“In five years, I’m going to fall in love with a fish,” the four-year-old declares, over hard-boiled eggs, on a ninety-degree day, to no one in particular. “They will be rainbow-colored with gray and black stripes. I will teach them to walk on their fin so they can come to our house. And I will teach them how to breathe. I will say, ‘It’s easy, fish. Just breathe like you did in water; only, it’s air.’ ”
His brother tells him he might need to compromise. Maybe six months on land, six months in the water, like the high-powered couples do. No, he says, concerned. The fish has to come to him. I’m watching his concern, trying to see which plane of reality he’s accessing, except that I no longer know what I mean by this. I know only that the words “imagination” and “metaphor” are insufficient to the task. And so I take his side. After all, we’ve learned from David Attenborough that evolution has carried countless creatures from the sea to us, not one has reversed course. When you forget how to make gills, they stay forgotten.
All of this may be why, the next day, after the temperatures had plunged thirty degrees overnight and the NYC Parks department and I both failed to adjust—me without a jacket, them, blasting the sprinklers—I was the only one who didn’t rush to pull a child back from the flood. He stomped on every fountainhead, threw himself on the ground. When he came to me, shivering, and the only change of clothes I had was shorts, and I saw the mother who had frantically been calling her Juniper back from the brink shoot me the look reserved for the parents of bad-example children, it took everything I had not to shout, You don’t understand! He’s looking for his fishwife! Wants to learn to live in her world! Learning to be flexible! And aren’t they going to need that what with the world and everything. . . Because I’m sure that Juniper’s mother would understand. That, like me, she has trouble imagining the future these days.
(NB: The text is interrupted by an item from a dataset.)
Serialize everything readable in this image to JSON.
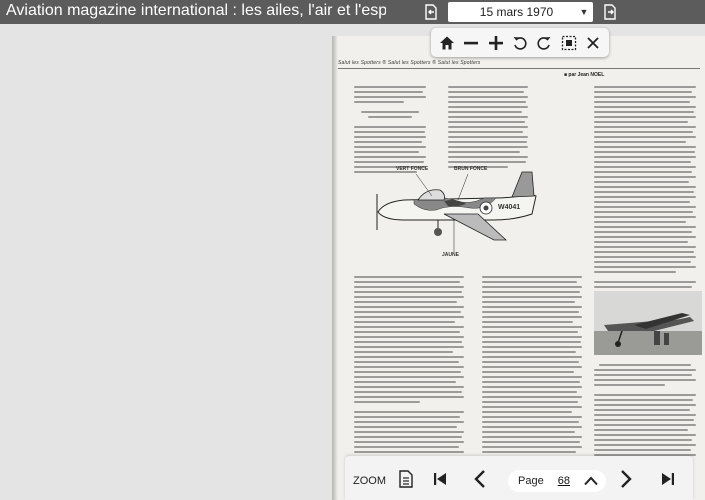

That she would be comforted as I am by the thought of my future self, a crone in a cave, welcoming in any creature still capable of both tenderness and survival, teaching my son to tend to her scales.
Laura Tanenbaum is a writer, teacher, and parent living in Brooklyn, NY. She has published poetry and short fiction in Aji, Catamaran, Trampoline, Rattle, and many other venues. Her essays and book reviews have appeared in The New York Times Book Review, The New Republic, Dissent, Entropy, and elsewhere. She teaches at LaGuardia Community College, City University of New York. Her nonfiction flash piece “In-Laws” received Honorable Mention in Cleaver’s 2022 flash contest judged by Meg Pokrass.
Cover Design by Karen Rile